01/01/2010 by T.J. Martin
Hi, I'm T.J. Martin, a game programmer at Hidden Path on the team that created Defense Grid: The Awakening. We've just finished the final polish stages of the product, and it feels great. I think we've got a challenging, addictive game that's fun to play and beautiful to look at.
When I think back to what the key things were that allowed us to get to this stage, I focus on two things: 1 - allowing the designers to have the ability to efficiently experiment with design concepts, and 2 - the excellent communication and problem solving techniques the team used.
The tower defense format provides a simple, but rigid, system of rules. Since this system established the basic game play, we used this rule set as a canvas to explore more subtle design ideas and play with game balance. We wanted our designers to be able to work as freely as possible, so we thought about content creation from the very beginning of Defense Grid. One of my main tasks was to allow the designers to create levels that were completely playable without any programmer or artist intervention. The result was a level editor that actually generated geometry for testing purposes. Only after the level design was nailed down would the artists would go through and make it look beautiful. Since Tower Defense is a genre that is largely about optimization and efficiency, it was important to be able to tweak every little detail to make every level, monster and tower as fun as possible. We made an effort to ensure that any number or setting could be modified by a designer without having to wait for someone to change code.

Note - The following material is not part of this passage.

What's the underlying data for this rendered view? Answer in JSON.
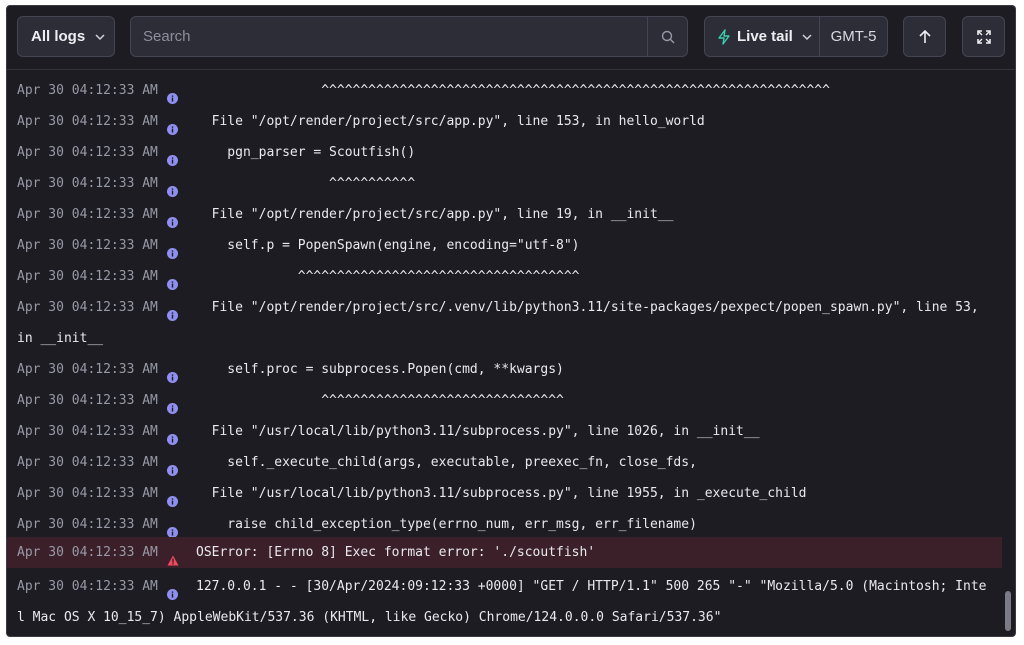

One of the things I like most about Hidden Path is the rapid flow of information. We work in open environments where everyone is free to bounce ideas around. No one hides in an office and creates features in isolation. Any feature has probably been thought about and discussed by multiple people from art, programming and design. This low communication barrier also allows programmers to better empower designers. We don't simply read a document and then make it happen. We work with the designers. If we have a question or suggestion, we can bring it to them directly instead of waiting for an open slot on their Outlook calendar. This lets us make sure that our game stays fun and that we all love the final product.One of the most interesting design areas has been assigning roles to individual towers. I have always felt that, in any game, different pieces of your arsenal should be fundamentally and functionally different. Just changing numbers and adding a new visual effect is not enough! Anytime we felt that two towers were becoming too similar, we addressed it. At one point, we had a tower that wasn't really working out. Instead of just cutting it or letting it go unaddressed, we got around a whiteboard and discussed what made the tower unique and how we could keep that element. At the end, we had completely redesigned two towers. No meetings were scheduled. No formal change requests were written. We exchanged ideas collaboratively until we arrived at the right answer, and we made it happen.
This kind of cooperation and these thought processes are what enable us to create games we are proud of. I knew we were on the road to achieving this goal with Defense Grid when we all started competing with each other for better scores and breaking down strategy on a whiteboard to be better at our own game. The team dynamics have really helped build a great game experience.